Yingpan Man, from 3rd to 4th century, is the newest of the mummies included… (Bowers Museum )
The Taklimakan Desert in northern China is one of the largest in the world -- vast and inhospitable, and its howling winds were once thought the cries of ghosts and demons. Yet since ancient times, travelers have braved its edges, some engaging in the East-West trade that eventually earned the routes a fabled name, the Silk Road.
This weekend, the Bowers Museum opens an exhibition featuring about 150 artifacts from the area, "Secrets of the Silk Road: Mystery Mummies of China" (through July 25). The stars of the show are two mummies and the trappings of a third, already celebrities in the world of archaeology. Found in burial sites of different eras, they are Caucasoid -- a discovery that has been unsettling for Beijing, resulting in long-standing bans on their export.
"The Bowers has pulled off a real coup," says Victor Mair, professor of Chinese language and literature at the University of Pennsylvania and a consultant to the exhibition. It is the first time any Chinese mummies have been shown in the U.S. Two of them actually predate the Silk Road, which began during the Han dynasty (206 BC-AD 220).
"The Beauty of Xiaohe is the most spectacular of all the mummies," says Mair. "She's very beautiful, placid, with long eyelashes and wearing a very jaunty hat with cords wrapped around it and feathers stuck in it. Take one look and one is captivated by her."
That is, if you like desiccated figures. Her skin is shrunken around the skull, although she is remarkably well preserved -- with long, auburn tresses -- for being 3,800 years old. Then there is a baby in swaddling and a bright blue felt cap from the 8th century BC. Stones cover his eyes, and a kind of baby bottle made from a goat's udder will be displayed with him.
The newest of the mummies -- or at least the trappings, since his body isn't coming to Santa Ana -- is Yingpan Man, dating to the 3rd to 4th century. His face was covered with a mask with a gold band across the forehead, and he wore a wool robe bearing designs of animals, trees and muscular youths that reflect Western influences, says Elizabeth Barber, a prehistoric textile expert who wrote for the exhibit catalog.
Last year, Bowers President Peter Keller and board member Anne Shih went to China to arrange for loans from the Xinjiang Uygur Autonomous Region Museum and the Xinjiang Institute of Archaeology. In addition to selecting the figures, they culled a host of other items from the Silk Road.

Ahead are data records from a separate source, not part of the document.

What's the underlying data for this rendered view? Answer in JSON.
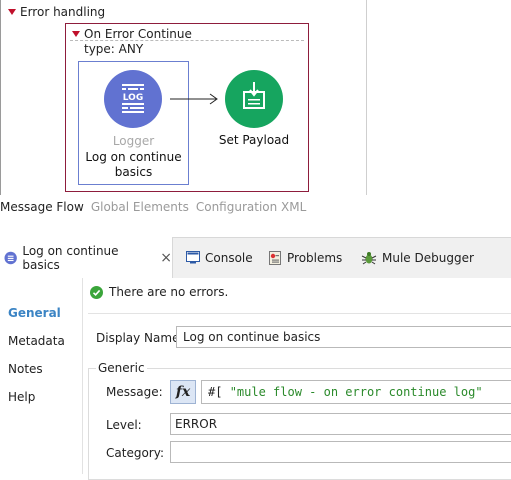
{
  "canvas": {
    "error_handling_label": "Error handling",
    "scope": {
      "title": "On Error Continue",
      "type_label": "type: ANY"
    },
    "logger": {
      "icon_text": "LOG",
      "component_type": "Logger",
      "name": "Log on continue basics",
      "color": "#6172d1"
    },
    "set_payload": {
      "name": "Set Payload",
      "color": "#16a55f"
    }
  },
  "view_tabs": {
    "message_flow": "Message Flow",
    "global_elements": "Global Elements",
    "configuration_xml": "Configuration XML"
  },
  "panel_tabs": {
    "active_tab": "Log on continue basics",
    "close_icon": "×",
    "console": "Console",
    "problems": "Problems",
    "mule_debugger": "Mule Debugger"
  },
  "nav": {
    "items": [
      "General",
      "Metadata",
      "Notes",
      "Help"
    ],
    "active": "General",
    "active_color": "#3b84c4"
  },
  "properties": {
    "status_text": "There are no errors.",
    "display_name_label": "Display Name:",
    "display_name_value": "Log on continue basics",
    "generic_label": "Generic",
    "message_label": "Message:",
    "fx_label": "fx",
    "message_prefix": "#[ ",
    "message_string": "\"mule flow - on error continue log\"",
    "level_label": "Level:",
    "level_value": "ERROR",
    "category_label": "Category:",
    "category_value": ""
  }
}
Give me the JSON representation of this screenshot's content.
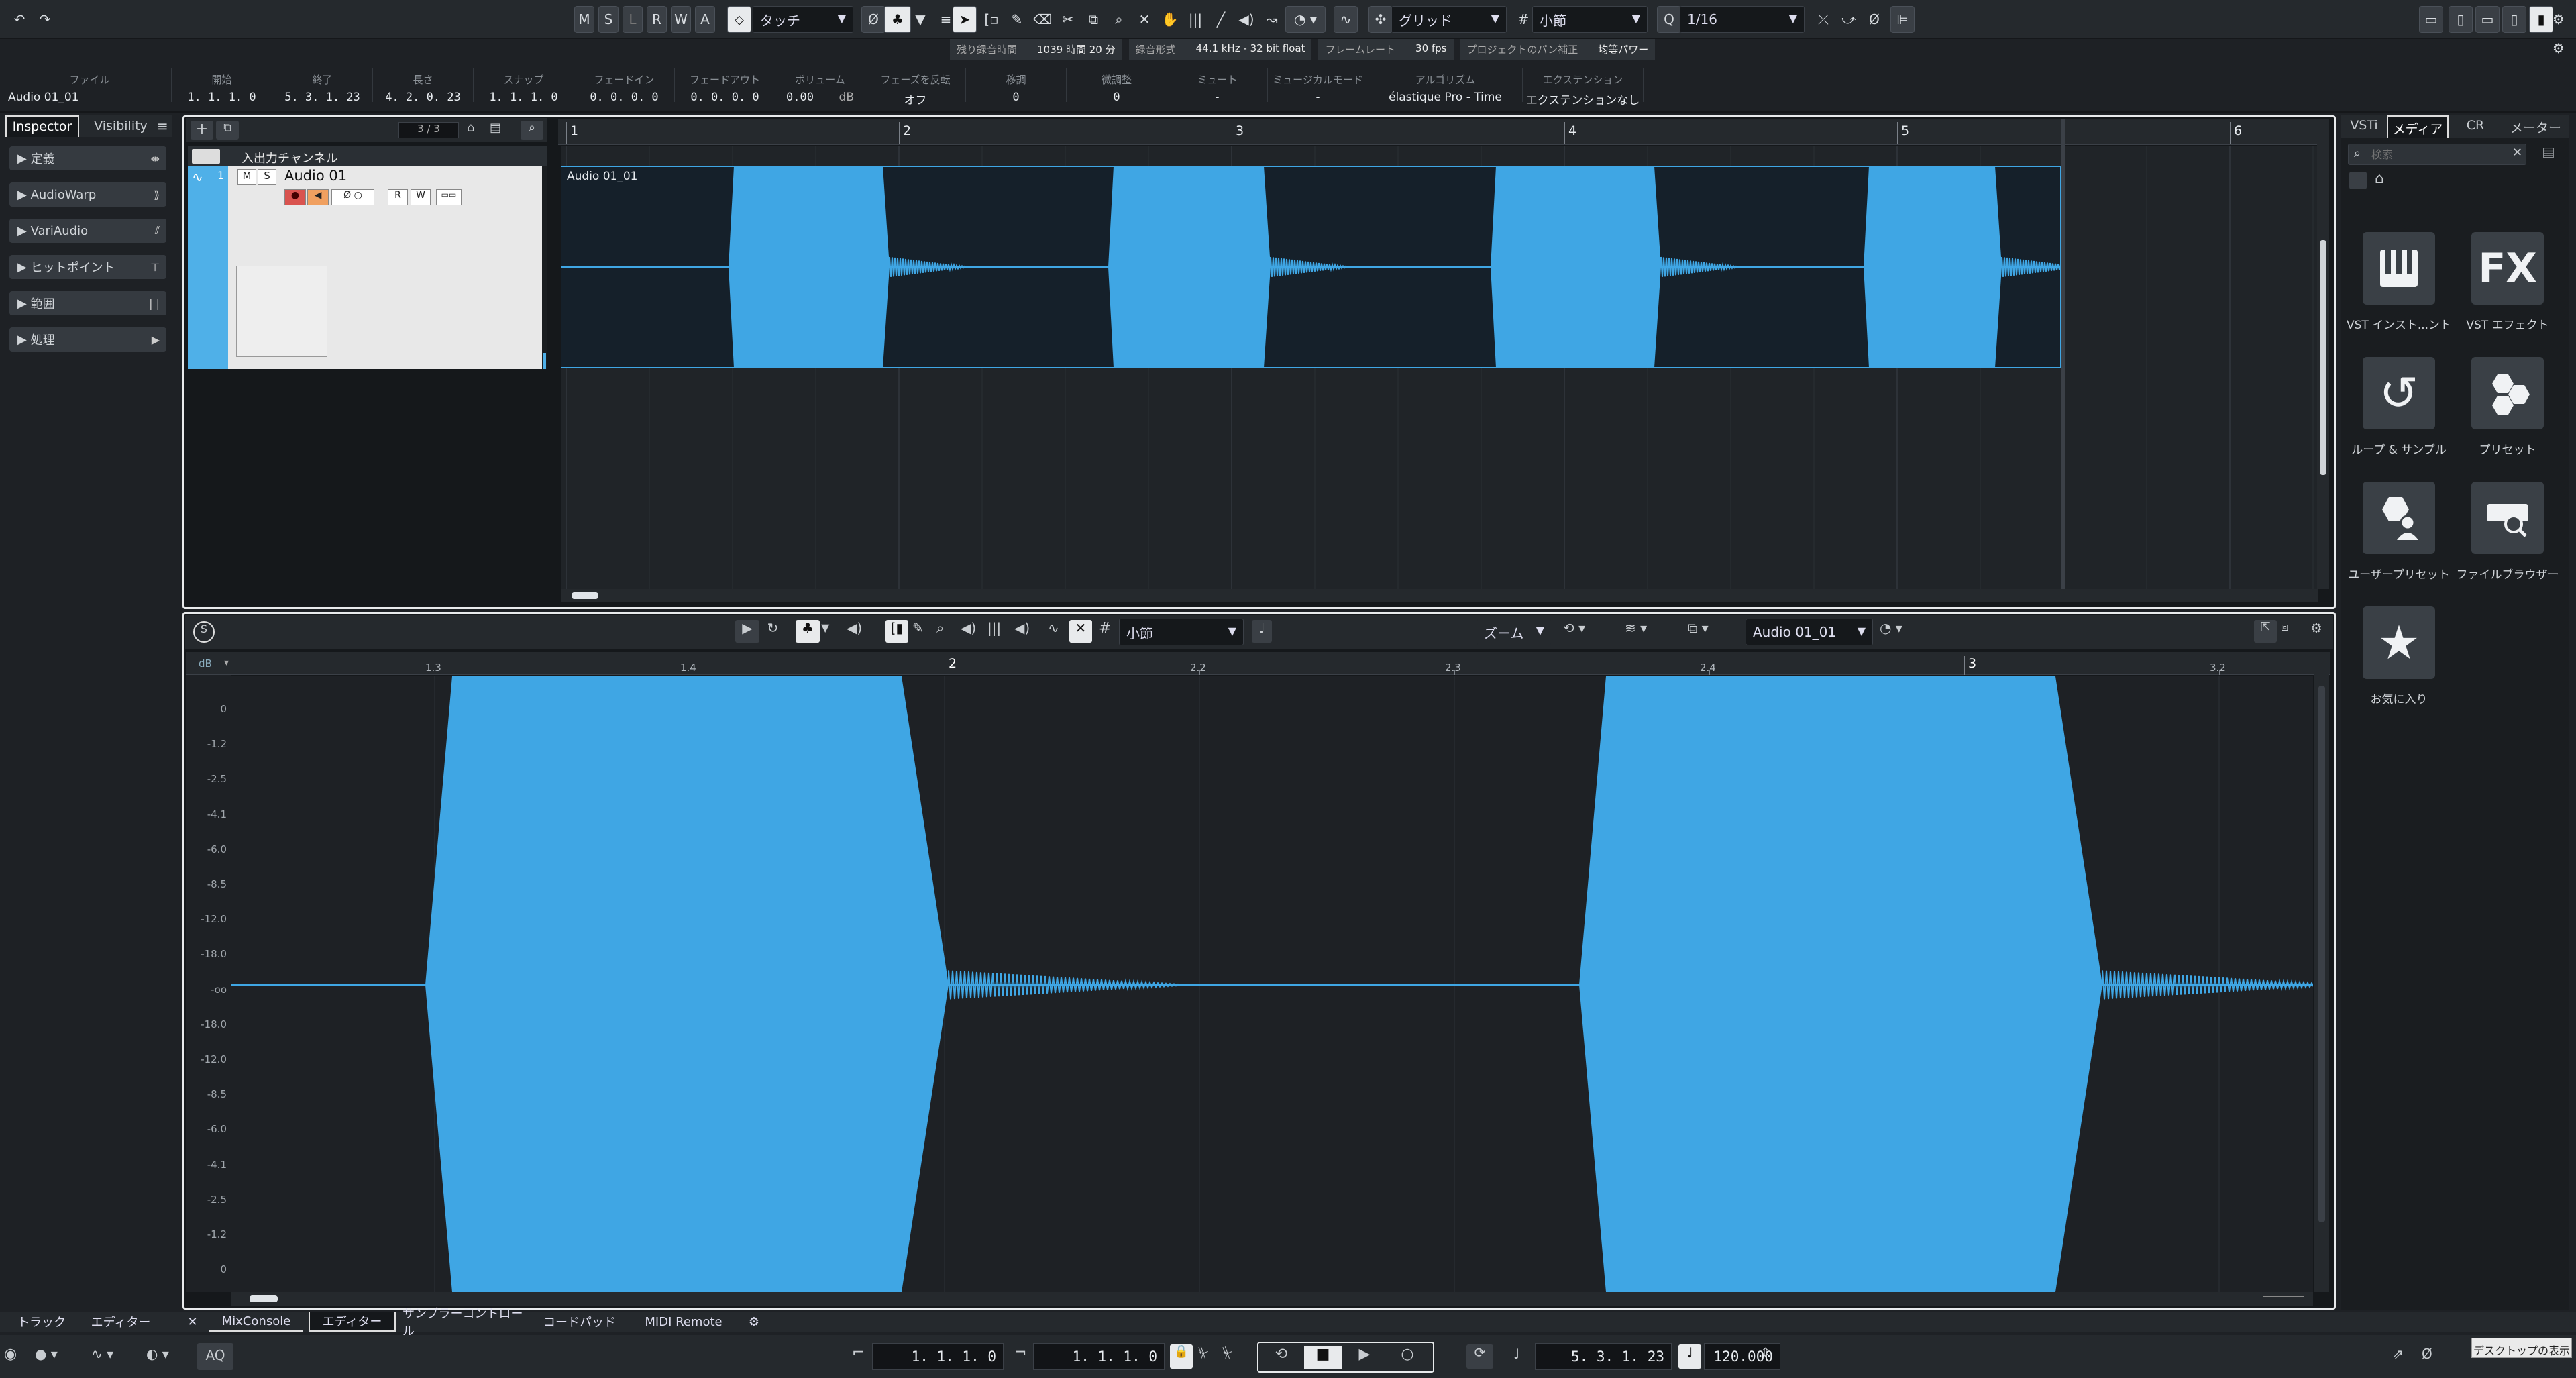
{
  "toolbar": {
    "mode_buttons": [
      "M",
      "S",
      "L",
      "R",
      "W",
      "A"
    ],
    "automation_mode": "タッチ",
    "snap_type": "グリッド",
    "grid_type": "小節",
    "quantize": "1/16"
  },
  "status_row": {
    "items": [
      {
        "label": "残り録音時間",
        "value": "1039 時間 20 分"
      },
      {
        "label": "録音形式",
        "value": "44.1 kHz - 32 bit float"
      },
      {
        "label": "フレームレート",
        "value": "30 fps"
      },
      {
        "label": "プロジェクトのパン補正",
        "value": "均等パワー"
      }
    ]
  },
  "info_line": {
    "fields": [
      {
        "label": "ファイル",
        "value": "Audio 01_01"
      },
      {
        "label": "開始",
        "value": "1. 1. 1.   0"
      },
      {
        "label": "終了",
        "value": "5. 3. 1. 23"
      },
      {
        "label": "長さ",
        "value": "4. 2. 0. 23"
      },
      {
        "label": "スナップ",
        "value": "1. 1. 1.   0"
      },
      {
        "label": "フェードイン",
        "value": "0. 0. 0.   0"
      },
      {
        "label": "フェードアウト",
        "value": "0. 0. 0.   0"
      },
      {
        "label": "ボリューム",
        "value": "0.00"
      },
      {
        "label": "",
        "value": "dB"
      },
      {
        "label": "フェーズを反転",
        "value": "オフ"
      },
      {
        "label": "移調",
        "value": "0"
      },
      {
        "label": "微調整",
        "value": "0"
      },
      {
        "label": "ミュート",
        "value": "-"
      },
      {
        "label": "ミュージカルモード",
        "value": "-"
      },
      {
        "label": "アルゴリズム",
        "value": "élastique Pro - Time"
      },
      {
        "label": "エクステンション",
        "value": "エクステンションなし"
      }
    ]
  },
  "inspector": {
    "tab_inspector": "Inspector",
    "tab_visibility": "Visibility",
    "sections": [
      "定義",
      "AudioWarp",
      "VariAudio",
      "ヒットポイント",
      "範囲",
      "処理"
    ]
  },
  "tracklist": {
    "count": "3 / 3",
    "folder_name": "入出力チャンネル",
    "track_number": "1",
    "track_name": "Audio 01",
    "mute": "M",
    "solo": "S",
    "read": "R",
    "write": "W"
  },
  "project": {
    "ruler_marks": [
      "1",
      "2",
      "3",
      "4",
      "5",
      "6"
    ],
    "clip_name": "Audio 01_01"
  },
  "editor": {
    "grid": "小節",
    "zoom": "ズーム",
    "event": "Audio 01_01",
    "db_unit": "dB",
    "ruler_marks": [
      "1.3",
      "1.4",
      "2",
      "2.2",
      "2.3",
      "2.4",
      "3",
      "3.2"
    ],
    "db_scale": [
      "0",
      "-1.2",
      "-2.5",
      "-4.1",
      "-6.0",
      "-8.5",
      "-12.0",
      "-18.0",
      "-oo",
      "-18.0",
      "-12.0",
      "-8.5",
      "-6.0",
      "-4.1",
      "-2.5",
      "-1.2",
      "0"
    ]
  },
  "right_zone": {
    "tabs": [
      "VSTi",
      "メディア",
      "CR",
      "メーター"
    ],
    "search_placeholder": "検索",
    "tiles": [
      {
        "label": "VST インスト...ント",
        "icon": "piano-icon"
      },
      {
        "label": "VST エフェクト",
        "icon": "fx-icon"
      },
      {
        "label": "ループ & サンプル",
        "icon": "loop-icon"
      },
      {
        "label": "プリセット",
        "icon": "preset-icon"
      },
      {
        "label": "ユーザープリセット",
        "icon": "user-preset-icon"
      },
      {
        "label": "ファイルブラウザー",
        "icon": "file-browser-icon"
      },
      {
        "label": "お気に入り",
        "icon": "star-icon"
      }
    ],
    "fx_text": "FX"
  },
  "lower_zone": {
    "left_tabs": [
      "トラック",
      "エディター"
    ],
    "tabs": [
      "MixConsole",
      "エディター",
      "サンプラーコントロール",
      "コードパッド",
      "MIDI Remote"
    ]
  },
  "transport": {
    "aq": "AQ",
    "left_locator": "1. 1. 1.   0",
    "right_locator": "1. 1. 1.   0",
    "position": "5. 3. 1. 23",
    "tempo": "120.000"
  },
  "tooltip": "デスクトップの表示",
  "colors": {
    "waveform": "#3fa6e4",
    "accent": "#4fb0e8",
    "record": "#d9534f"
  }
}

Textiles in the exhibit, some only in fragments, are among the most astonishing for their state of preservation, workmanship and bright colors. "They've been preserved so well because the dry, salty sand sucks the water out of everything," says Barber. "Also, the salt in the sand preserves the colors."
The cosmopolitan nature of the Tang Dynasty era (618-906) is reflected in figurines with large noses and full beards, such as the robust figure of a "hu" (foreigner) in a long robe.
Tang nobility enjoyed the finer things: Witness a pair of fiber shoes with upturned toes, a painted round fan and a couple of eyeshades -- hammered bronze eyepieces with multiple pinholes punched into them, to allow wearers to withstand the sun's glare. There also are preserved food items, including a spectacular little chrysanthemum-shaped dessert and a spring roll section (yes, with the filling inside).